Director: Douglas Sirk
Year Released: 1955
Superb soap opera by Sirk that reveals some potent truths about gossip while telling an effective love story: widower Jane Wyman and gardener Rock Hudson fall for each other much to the dissatisfaction of society and her family, who spread rumors about the two of them and shun them from society. Three distinctive points are made (in my view): (1.) that a double standard exists in the way older men are allowed to carouse with young women but not vice versa (and still very true today: notice the headlines the Demi Moore-Ashton Kutcher relationship has gotten), (2.) that people sometimes say the most awful things right to your face or lace their conversations with you - around others - with pure malice (and dare you to verbally strike back at them) and (3.) that family can be just as cruel - if not more so - than friends and neighbors. It sometimes goes over the top - the nerdy neo-Freudian daughter (with her coded 'glasses' - she 'loses' them later on when she talks of marriage) is a pain, and the drama a little mawkish (Hudson falls off a cliff and lives!) - but that's just Sirk being Sirk.
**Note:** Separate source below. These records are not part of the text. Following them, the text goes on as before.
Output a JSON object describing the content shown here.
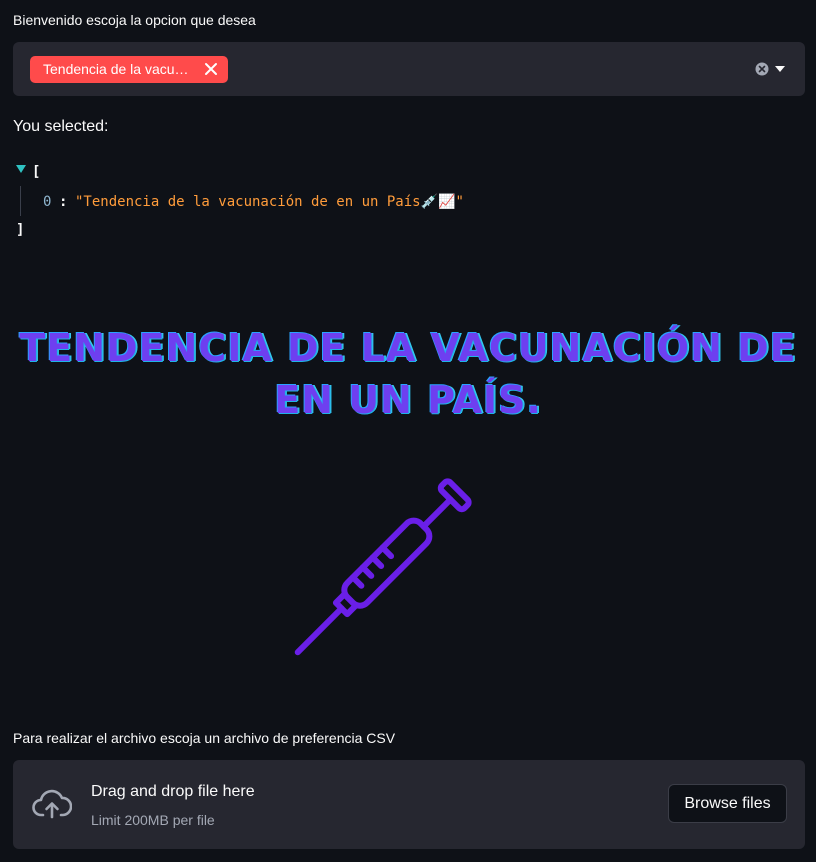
{
  "select": {
    "label": "Bienvenido escoja la opcion que desea",
    "chip_label": "Tendencia de la vacunación de en un País💉📈",
    "chip_color": "#ff4b4b",
    "icons": [
      "close-icon",
      "clear-all-icon",
      "chevron-down-icon"
    ]
  },
  "selection": {
    "heading": "You selected:",
    "json_open": "[",
    "json_close": "]",
    "items": [
      {
        "index": "0",
        "colon": ":",
        "value": "\"Tendencia de la vacunación de en un País💉📈\""
      }
    ]
  },
  "banner": {
    "line1": "TENDENCIA DE LA VACUNACIÓN DE",
    "line2": "EN UN PAÍS.",
    "text_color": "#6e3ff0",
    "outline_color": "#1fb3e6"
  },
  "illustration": {
    "icon": "syringe-icon",
    "color": "#6a1fe8"
  },
  "uploader": {
    "label": "Para realizar el archivo escoja un archivo de preferencia CSV",
    "drop_title": "Drag and drop file here",
    "limit": "Limit 200MB per file",
    "browse_label": "Browse files",
    "icon": "cloud-upload-icon"
  },
  "theme": {
    "background": "#0e1117",
    "panel": "#262730",
    "accent": "#ff4b4b"
  }
}
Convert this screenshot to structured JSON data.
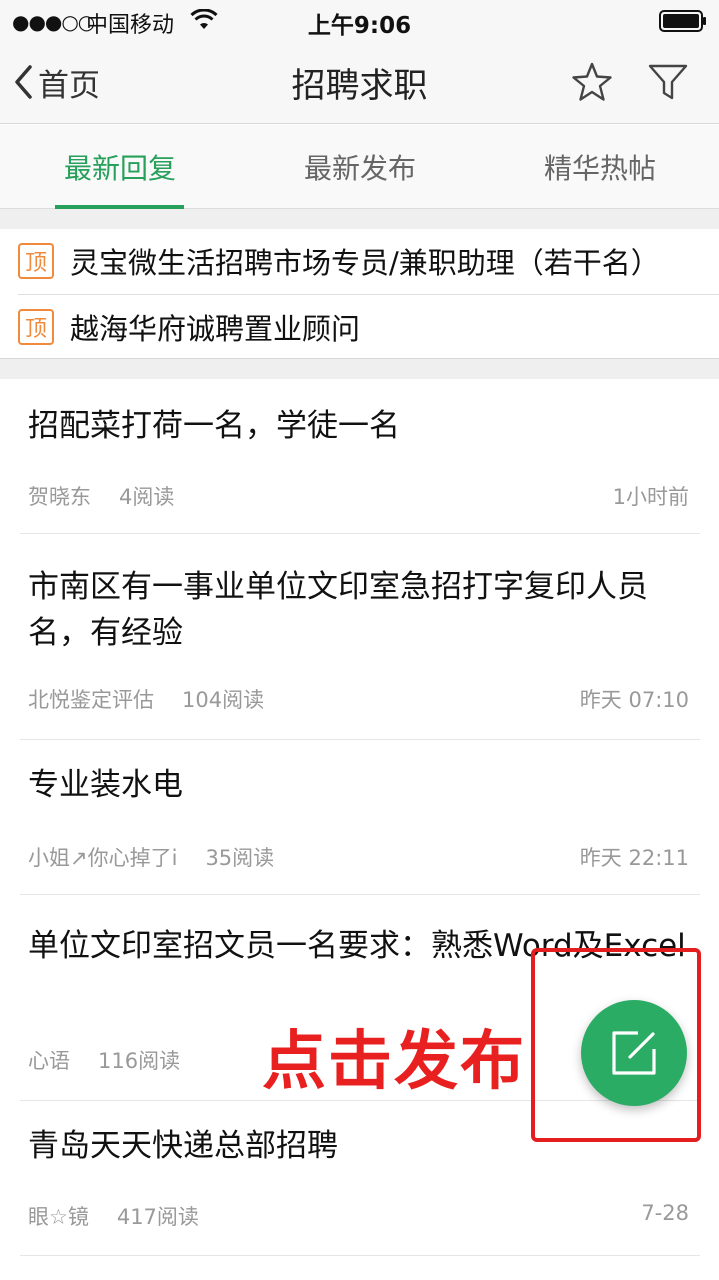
{
  "status_bar": {
    "signal": "●●●○○",
    "carrier": "中国移动",
    "time": "上午9:06"
  },
  "nav": {
    "back_label": "首页",
    "title": "招聘求职"
  },
  "tabs": [
    {
      "label": "最新回复",
      "active": true
    },
    {
      "label": "最新发布",
      "active": false
    },
    {
      "label": "精华热帖",
      "active": false
    }
  ],
  "pinned": [
    {
      "badge": "顶",
      "title": "灵宝微生活招聘市场专员/兼职助理（若干名）"
    },
    {
      "badge": "顶",
      "title": "越海华府诚聘置业顾问"
    }
  ],
  "posts": [
    {
      "title": "招配菜打荷一名，学徒一名",
      "author": "贺晓东",
      "reads": "4阅读",
      "time": "1小时前"
    },
    {
      "title": "市南区有一事业单位文印室急招打字复印人员名，有经验",
      "author": "北悦鉴定评估",
      "reads": "104阅读",
      "time": "昨天 07:10"
    },
    {
      "title": "专业装水电",
      "author": "小姐↗你心掉了i",
      "reads": "35阅读",
      "time": "昨天 22:11"
    },
    {
      "title": "单位文印室招文员一名要求：熟悉Word及Excel",
      "author": "心语",
      "reads": "116阅读",
      "time": ""
    },
    {
      "title": "青岛天天快递总部招聘",
      "author": "眼☆镜",
      "reads": "417阅读",
      "time": "7-28"
    }
  ],
  "annotation": {
    "text": "点击发布",
    "color": "#e82020"
  },
  "colors": {
    "accent": "#27a05b",
    "pin_badge": "#f08a3c",
    "fab": "#2aac64"
  }
}
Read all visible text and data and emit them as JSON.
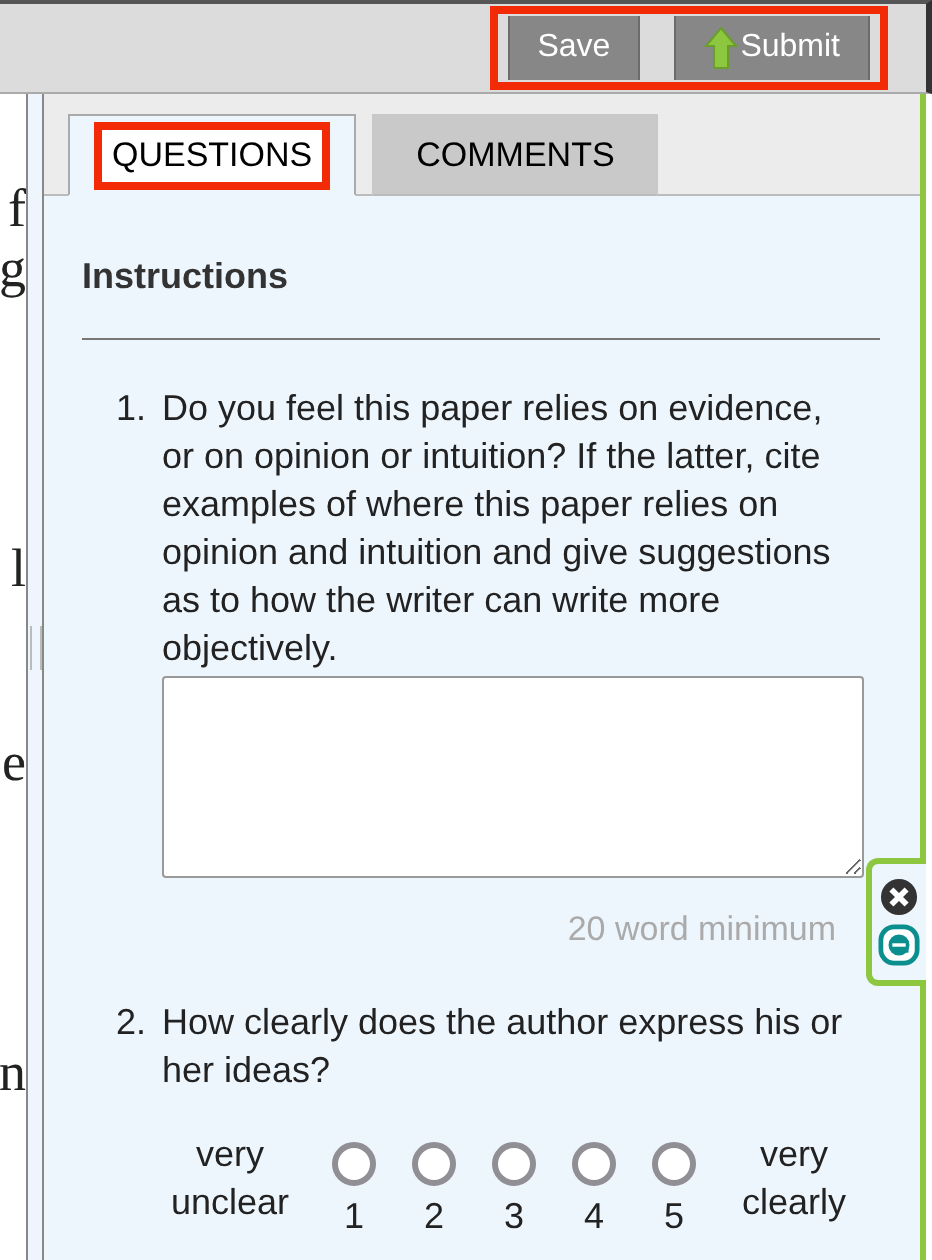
{
  "toolbar": {
    "buttons": [
      {
        "label": "Save",
        "kind": "plain"
      },
      {
        "label": "Submit",
        "kind": "upload"
      }
    ]
  },
  "document_fragments": [
    "f",
    "g",
    "l",
    "e",
    "n"
  ],
  "tabs": [
    {
      "label": "QUESTIONS",
      "selected": true
    },
    {
      "label": "COMMENTS",
      "selected": false
    }
  ],
  "heading": "Instructions",
  "questions": [
    {
      "number": "1.",
      "text": "Do you feel this paper relies on evidence, or on opinion or intuition? If the latter, cite examples of where this paper relies on opinion and intuition and give suggestions as to how the writer can write more objectively.",
      "kind": "text",
      "hint": "20 word minimum"
    },
    {
      "number": "2.",
      "text": "How clearly does the author express his or her ideas?",
      "kind": "scale",
      "low_label": "very unclear",
      "high_label": "very clearly",
      "options": [
        {
          "label": "1",
          "selected": false
        },
        {
          "label": "2",
          "selected": false
        },
        {
          "label": "3",
          "selected": false
        },
        {
          "label": "4",
          "selected": false
        },
        {
          "label": "5",
          "selected": false
        }
      ]
    }
  ]
}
Fassbinder's remake of this is just as good and adds an extra component: racism.